The Heavyweight Champion
Jupiter is the largest planet in our solar system and is 318 times as massive as the Earth! Gas giants like Jupiter are made mostly of molecular hydrogen (H2). Jupiter’s enormous mass means that the pressures near the core are immense. At about 12,500 miles below Jupiter’s cloud tops the pressure is so large that hydrogen becomes a liquid metal. The quickly rotating currents from metallic hydrogen give Jupiter the strongest magnetic field in the solar system.
An Amazing Atmosphere
Looking at Jupiter through a telescope, you will see the cloud tops in distinctive bands due to their differing chemical compositions. The dark bands (called “belts”) are regions in Jupiter’s atmosphere where the gas is sinking downwards. The lighter bands (called “zones”) are regions where the gas is rising upwards. Jupiter is also known for its iconic, Great Red Spot, a giant storm twice the size of the Earth that has existed for over 360 years. This massive storm contains clouds that spin in a counter-clockwise direction at speeds up to 680 kilometers per hour (425 miles per hour)!
University of Arizona Legacy
Dr. Tom Gehrels, a professor at the University of Arizona's Lunar and Planetary Laboratory, built the imaging photopolarimeter onboard the Pioneer 10 mission that took the first spacecraft images of Jupiter in 1973. As a co-investigator on the Juno mission, Professor William Hubbard used high-precision gravity data to determine the depths of Jupiter’s belts and zones.
Jupiter has at least 79 moons, the largest of which—now called the Galilean Moons—were discovered by Galileo Galilei in 1610. Io, the planet's closest Galilean moon, is the most volcanically active body in the solar system due to constant stretching from Jupiter’s mass.
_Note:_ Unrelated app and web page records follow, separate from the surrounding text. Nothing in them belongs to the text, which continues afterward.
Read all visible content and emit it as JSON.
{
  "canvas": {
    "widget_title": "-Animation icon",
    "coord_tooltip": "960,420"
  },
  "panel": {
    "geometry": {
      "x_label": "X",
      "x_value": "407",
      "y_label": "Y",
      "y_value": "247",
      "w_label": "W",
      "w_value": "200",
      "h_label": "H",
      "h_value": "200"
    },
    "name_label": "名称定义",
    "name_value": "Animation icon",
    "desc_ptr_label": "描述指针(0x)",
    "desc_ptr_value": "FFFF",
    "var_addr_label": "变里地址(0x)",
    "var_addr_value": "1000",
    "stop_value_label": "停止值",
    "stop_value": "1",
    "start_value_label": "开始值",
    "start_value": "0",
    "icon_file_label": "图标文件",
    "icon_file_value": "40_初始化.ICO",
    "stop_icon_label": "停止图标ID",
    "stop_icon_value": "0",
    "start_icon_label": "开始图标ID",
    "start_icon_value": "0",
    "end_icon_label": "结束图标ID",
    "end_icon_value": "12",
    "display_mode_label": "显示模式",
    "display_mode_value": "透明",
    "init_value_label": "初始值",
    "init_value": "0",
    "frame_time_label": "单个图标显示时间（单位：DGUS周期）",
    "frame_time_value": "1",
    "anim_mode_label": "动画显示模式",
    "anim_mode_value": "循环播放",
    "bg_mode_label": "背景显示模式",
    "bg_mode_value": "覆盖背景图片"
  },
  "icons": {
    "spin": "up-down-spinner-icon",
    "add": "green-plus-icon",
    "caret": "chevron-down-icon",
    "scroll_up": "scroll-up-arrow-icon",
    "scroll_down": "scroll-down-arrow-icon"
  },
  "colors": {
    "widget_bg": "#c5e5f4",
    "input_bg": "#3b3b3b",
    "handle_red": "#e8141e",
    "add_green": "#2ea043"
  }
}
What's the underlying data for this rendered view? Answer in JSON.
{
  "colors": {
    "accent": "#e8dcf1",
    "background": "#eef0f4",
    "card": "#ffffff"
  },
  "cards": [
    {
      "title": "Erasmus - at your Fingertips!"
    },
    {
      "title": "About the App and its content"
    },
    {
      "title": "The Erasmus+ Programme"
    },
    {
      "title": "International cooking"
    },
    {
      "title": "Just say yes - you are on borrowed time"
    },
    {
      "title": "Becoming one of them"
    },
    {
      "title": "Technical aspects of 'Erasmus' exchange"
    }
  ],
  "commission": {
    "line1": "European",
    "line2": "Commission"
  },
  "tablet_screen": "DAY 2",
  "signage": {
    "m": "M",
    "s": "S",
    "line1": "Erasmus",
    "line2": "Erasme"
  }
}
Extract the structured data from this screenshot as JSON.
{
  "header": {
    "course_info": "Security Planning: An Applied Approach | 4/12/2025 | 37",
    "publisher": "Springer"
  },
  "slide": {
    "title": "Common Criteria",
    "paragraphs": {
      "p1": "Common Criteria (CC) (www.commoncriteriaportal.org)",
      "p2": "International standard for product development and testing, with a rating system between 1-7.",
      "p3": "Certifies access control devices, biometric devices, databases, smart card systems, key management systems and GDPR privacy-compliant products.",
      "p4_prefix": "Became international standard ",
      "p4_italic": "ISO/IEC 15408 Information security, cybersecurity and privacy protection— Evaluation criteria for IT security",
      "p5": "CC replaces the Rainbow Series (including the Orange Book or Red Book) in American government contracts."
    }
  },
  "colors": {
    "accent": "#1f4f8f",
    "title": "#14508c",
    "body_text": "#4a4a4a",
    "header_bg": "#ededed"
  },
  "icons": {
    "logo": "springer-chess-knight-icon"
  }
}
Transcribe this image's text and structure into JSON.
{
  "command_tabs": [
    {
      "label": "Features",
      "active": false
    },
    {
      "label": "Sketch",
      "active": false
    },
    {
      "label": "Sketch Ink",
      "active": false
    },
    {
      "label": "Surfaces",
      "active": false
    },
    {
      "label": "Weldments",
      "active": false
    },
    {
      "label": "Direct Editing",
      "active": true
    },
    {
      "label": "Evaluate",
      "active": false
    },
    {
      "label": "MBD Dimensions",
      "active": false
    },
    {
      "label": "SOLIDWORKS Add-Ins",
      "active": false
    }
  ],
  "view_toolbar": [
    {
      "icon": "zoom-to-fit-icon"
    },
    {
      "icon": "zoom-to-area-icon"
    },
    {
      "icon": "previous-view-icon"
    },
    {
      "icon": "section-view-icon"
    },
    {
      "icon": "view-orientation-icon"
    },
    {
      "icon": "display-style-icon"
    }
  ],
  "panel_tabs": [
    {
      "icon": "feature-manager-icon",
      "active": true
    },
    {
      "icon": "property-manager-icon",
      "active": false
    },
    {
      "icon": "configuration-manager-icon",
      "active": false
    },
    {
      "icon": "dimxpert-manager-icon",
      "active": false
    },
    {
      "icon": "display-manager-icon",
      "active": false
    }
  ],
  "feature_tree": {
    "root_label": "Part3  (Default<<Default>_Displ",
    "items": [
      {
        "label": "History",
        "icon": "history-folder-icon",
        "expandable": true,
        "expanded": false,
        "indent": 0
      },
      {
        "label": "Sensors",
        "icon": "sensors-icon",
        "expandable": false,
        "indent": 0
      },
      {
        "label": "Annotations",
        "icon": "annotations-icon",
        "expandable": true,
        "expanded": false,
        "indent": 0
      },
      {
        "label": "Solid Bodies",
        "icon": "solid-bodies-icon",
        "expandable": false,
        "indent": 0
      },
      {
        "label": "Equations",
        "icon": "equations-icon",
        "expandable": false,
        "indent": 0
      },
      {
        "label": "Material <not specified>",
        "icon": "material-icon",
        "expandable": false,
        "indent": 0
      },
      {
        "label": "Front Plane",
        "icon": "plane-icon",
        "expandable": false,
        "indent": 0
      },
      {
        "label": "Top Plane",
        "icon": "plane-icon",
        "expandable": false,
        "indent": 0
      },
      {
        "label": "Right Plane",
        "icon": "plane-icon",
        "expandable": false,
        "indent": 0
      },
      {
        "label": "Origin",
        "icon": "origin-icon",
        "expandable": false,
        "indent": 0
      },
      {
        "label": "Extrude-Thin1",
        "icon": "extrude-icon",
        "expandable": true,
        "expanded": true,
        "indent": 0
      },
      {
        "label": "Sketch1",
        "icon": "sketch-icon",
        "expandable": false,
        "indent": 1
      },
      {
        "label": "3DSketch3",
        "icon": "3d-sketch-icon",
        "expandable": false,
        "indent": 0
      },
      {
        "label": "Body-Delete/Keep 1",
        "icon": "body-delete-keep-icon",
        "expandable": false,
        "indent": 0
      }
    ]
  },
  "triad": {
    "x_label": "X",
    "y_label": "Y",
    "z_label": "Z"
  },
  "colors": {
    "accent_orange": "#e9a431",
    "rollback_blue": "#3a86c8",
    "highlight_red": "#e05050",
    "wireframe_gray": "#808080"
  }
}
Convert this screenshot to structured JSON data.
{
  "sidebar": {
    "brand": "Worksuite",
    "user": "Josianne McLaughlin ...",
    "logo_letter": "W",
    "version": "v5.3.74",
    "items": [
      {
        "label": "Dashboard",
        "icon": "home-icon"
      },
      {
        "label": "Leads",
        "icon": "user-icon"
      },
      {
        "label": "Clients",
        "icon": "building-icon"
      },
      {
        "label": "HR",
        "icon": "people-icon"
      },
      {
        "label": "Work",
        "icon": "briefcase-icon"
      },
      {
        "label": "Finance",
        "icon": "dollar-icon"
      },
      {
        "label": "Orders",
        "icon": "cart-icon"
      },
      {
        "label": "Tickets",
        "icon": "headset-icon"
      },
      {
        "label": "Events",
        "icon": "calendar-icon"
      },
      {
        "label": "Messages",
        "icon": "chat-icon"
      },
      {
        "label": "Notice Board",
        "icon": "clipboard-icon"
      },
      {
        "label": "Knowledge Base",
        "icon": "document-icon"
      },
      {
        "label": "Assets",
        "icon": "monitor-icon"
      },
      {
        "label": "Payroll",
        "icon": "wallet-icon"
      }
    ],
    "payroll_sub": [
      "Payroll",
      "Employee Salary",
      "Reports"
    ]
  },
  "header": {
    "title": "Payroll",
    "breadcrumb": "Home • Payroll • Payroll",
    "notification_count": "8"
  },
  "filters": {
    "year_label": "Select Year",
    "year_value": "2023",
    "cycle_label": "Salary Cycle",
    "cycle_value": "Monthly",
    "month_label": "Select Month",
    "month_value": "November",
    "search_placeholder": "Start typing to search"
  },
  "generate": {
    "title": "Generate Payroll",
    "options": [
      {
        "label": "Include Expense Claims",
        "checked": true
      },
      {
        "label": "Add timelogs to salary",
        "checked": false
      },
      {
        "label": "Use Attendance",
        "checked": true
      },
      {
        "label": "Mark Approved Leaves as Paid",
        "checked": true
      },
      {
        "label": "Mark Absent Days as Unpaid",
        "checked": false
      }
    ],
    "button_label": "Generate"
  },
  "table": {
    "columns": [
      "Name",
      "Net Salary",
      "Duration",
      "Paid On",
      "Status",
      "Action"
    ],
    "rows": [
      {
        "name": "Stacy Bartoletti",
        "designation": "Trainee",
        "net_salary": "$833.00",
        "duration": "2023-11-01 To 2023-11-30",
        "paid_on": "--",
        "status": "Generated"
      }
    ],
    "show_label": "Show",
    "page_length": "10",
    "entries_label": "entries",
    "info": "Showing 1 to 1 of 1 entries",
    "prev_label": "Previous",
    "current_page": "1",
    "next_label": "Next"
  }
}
Ganymede is the largest moon in the solar system and the only one known to have its own magnetic field. Callisto’s heavily cratered surface appears to be made up of both rock and ice. Europa’s icy surface is actually a thick shell covering a global subsurface ocean, which has the potential to harbor life. Certain organisms live in the sunless depths of Earth’s oceans by living near hydrothermal vents called black smokers, which provide energy and nutrients. Similar geologic features could exist on the floor of Europa’s vast ocean and it is one of the more promising places in the solar system to search for life beyond Earth.
|MASS:||1.8x10^27 kg||318 times Earth|
|DIAMETER:||142,984 km||11 times Earth|
|SURFACE GRAVITY:||23.1 m/s2||2.5 times Earth|
|AVG. SURFACE TEMPERATURE:||-163 ° F||-108°C|
|AVG. DISTANCE TO SUN:||778 million km||5.2 au|